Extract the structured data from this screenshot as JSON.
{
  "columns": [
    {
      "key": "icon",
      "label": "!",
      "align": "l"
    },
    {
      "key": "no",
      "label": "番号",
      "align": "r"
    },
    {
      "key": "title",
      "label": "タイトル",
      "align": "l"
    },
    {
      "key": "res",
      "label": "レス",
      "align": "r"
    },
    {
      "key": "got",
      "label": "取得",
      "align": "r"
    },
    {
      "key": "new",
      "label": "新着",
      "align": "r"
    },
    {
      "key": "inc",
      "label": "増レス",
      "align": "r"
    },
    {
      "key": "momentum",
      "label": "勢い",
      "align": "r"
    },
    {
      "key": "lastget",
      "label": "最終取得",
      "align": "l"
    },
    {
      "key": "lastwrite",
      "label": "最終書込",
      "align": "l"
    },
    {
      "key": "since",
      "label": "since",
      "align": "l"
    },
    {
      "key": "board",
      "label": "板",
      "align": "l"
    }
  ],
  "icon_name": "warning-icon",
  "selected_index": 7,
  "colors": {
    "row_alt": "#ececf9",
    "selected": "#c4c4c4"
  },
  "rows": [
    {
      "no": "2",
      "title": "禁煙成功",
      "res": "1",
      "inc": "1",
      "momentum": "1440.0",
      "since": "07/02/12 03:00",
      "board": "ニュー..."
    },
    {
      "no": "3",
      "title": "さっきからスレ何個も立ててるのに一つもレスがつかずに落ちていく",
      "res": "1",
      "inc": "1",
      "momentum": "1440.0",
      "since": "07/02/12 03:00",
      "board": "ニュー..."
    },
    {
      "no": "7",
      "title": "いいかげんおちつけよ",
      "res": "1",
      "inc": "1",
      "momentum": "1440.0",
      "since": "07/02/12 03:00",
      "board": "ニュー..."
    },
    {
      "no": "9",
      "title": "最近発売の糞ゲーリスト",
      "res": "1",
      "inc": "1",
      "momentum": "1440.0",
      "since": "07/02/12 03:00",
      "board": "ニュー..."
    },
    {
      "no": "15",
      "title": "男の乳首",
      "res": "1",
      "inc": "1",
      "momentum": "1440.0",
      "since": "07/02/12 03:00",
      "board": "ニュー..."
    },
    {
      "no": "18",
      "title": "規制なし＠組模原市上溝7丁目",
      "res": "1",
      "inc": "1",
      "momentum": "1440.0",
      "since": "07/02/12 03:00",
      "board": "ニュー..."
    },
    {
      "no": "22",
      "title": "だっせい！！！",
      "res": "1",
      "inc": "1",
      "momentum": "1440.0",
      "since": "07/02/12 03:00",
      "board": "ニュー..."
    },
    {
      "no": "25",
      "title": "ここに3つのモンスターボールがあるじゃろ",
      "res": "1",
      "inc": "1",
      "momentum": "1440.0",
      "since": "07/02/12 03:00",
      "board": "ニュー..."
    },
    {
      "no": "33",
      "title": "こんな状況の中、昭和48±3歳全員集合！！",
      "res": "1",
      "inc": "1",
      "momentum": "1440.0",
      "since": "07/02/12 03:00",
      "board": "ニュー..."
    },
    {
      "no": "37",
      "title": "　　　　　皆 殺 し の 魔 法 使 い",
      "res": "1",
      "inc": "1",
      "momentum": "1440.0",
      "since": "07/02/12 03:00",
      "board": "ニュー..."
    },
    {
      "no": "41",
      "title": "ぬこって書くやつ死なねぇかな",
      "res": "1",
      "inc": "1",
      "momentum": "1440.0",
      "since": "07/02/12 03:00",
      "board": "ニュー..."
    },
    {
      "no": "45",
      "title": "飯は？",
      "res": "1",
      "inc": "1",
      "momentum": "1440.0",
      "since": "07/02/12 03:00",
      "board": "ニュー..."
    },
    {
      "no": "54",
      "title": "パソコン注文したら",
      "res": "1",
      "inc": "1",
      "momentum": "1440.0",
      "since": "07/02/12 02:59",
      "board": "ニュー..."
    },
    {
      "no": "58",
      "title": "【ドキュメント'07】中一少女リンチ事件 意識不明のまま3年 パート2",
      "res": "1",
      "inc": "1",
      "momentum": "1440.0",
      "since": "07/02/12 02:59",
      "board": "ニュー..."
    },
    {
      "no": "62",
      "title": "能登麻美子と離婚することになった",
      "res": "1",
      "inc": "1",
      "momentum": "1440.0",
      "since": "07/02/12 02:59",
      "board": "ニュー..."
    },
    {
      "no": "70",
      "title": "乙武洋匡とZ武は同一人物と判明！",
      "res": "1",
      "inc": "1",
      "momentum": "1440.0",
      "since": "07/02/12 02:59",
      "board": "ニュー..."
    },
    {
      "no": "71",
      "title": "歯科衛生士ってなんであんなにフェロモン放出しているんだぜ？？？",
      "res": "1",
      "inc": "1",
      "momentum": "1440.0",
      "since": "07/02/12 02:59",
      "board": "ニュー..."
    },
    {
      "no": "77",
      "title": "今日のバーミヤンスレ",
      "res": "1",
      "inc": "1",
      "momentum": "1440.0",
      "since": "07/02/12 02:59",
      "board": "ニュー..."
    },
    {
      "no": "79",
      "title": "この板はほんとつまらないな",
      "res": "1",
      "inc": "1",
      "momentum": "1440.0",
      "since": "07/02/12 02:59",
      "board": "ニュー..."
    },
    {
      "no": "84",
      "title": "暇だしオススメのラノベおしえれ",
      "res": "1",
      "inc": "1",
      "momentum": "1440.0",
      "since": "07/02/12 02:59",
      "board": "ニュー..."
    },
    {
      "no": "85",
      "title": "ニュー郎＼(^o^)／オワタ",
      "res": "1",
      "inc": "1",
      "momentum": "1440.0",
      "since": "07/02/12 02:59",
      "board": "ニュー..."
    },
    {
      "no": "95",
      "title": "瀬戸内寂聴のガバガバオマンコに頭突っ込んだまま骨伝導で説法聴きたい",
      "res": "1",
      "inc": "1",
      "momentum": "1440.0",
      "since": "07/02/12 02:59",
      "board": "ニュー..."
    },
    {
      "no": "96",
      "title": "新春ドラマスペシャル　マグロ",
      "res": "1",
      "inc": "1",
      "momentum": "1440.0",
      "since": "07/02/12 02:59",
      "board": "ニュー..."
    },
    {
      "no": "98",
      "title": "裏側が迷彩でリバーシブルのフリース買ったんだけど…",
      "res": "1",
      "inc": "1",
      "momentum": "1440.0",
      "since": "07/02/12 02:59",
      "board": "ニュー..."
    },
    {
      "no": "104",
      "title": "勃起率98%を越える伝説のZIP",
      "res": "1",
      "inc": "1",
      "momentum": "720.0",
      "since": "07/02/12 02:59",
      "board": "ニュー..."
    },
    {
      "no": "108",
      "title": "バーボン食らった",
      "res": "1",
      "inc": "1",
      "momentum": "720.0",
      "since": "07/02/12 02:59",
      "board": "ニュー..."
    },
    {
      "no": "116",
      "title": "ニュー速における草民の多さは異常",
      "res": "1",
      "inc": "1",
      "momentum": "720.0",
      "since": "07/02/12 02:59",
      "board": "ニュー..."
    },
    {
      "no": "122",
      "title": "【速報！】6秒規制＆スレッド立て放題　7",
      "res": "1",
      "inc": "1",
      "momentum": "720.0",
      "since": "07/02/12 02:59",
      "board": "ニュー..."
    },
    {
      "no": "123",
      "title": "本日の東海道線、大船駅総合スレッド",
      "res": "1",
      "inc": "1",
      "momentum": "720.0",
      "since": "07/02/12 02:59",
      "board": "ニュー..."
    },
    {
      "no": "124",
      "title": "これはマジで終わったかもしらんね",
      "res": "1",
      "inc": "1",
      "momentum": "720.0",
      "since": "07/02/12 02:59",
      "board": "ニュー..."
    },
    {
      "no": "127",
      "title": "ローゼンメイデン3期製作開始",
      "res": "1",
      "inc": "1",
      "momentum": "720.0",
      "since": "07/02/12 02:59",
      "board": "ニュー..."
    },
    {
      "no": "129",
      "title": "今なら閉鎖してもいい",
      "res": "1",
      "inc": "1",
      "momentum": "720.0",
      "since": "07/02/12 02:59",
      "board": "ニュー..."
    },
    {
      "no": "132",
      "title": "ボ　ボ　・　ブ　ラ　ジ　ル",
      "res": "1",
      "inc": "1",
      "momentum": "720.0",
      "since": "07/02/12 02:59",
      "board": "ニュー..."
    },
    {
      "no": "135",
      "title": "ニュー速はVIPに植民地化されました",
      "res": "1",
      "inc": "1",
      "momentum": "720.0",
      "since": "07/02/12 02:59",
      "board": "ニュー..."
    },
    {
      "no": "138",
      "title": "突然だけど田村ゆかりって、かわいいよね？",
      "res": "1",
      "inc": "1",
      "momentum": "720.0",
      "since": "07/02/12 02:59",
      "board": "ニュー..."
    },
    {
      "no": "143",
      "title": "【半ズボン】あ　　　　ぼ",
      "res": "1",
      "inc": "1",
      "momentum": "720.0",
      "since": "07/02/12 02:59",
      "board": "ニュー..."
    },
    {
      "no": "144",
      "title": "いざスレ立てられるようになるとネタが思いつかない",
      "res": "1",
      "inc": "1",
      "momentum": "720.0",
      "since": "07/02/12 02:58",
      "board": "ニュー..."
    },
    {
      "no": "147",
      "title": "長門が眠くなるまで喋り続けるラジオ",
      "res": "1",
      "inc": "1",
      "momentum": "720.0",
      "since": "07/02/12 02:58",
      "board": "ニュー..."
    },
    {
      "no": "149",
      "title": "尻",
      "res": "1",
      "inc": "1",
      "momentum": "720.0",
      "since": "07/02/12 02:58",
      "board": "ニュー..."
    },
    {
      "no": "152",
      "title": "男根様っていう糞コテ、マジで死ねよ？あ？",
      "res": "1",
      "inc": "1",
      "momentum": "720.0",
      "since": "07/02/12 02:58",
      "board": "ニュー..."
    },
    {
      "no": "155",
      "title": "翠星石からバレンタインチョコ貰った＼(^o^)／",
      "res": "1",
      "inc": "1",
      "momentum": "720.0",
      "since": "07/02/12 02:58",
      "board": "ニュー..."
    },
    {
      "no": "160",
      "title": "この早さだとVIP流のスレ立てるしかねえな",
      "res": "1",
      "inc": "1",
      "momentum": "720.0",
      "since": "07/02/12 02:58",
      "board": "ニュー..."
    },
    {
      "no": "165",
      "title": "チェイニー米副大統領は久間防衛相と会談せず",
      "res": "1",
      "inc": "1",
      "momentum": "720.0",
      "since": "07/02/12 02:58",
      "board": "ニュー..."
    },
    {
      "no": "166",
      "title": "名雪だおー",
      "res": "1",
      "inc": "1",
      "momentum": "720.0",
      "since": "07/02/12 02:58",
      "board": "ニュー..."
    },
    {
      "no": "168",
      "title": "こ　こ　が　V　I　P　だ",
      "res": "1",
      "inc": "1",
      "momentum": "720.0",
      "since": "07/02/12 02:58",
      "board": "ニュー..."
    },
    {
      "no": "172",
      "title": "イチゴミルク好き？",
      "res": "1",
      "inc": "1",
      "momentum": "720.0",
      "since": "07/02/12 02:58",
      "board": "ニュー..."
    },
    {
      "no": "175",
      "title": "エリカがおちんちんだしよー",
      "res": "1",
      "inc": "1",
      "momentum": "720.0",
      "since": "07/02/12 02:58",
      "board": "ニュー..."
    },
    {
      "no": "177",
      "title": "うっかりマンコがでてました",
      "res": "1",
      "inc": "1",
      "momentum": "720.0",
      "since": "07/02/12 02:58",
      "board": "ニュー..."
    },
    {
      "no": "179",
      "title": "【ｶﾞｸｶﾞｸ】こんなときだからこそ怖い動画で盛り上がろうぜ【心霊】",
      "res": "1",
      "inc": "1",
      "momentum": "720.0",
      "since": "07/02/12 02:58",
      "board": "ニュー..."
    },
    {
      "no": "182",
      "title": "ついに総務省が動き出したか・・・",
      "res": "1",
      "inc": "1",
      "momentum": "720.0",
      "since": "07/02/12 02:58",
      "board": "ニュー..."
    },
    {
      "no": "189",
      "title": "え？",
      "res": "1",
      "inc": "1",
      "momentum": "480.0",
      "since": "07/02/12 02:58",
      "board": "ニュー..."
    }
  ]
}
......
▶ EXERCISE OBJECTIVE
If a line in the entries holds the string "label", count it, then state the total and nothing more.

▶ WRITTEN RESPONSE
12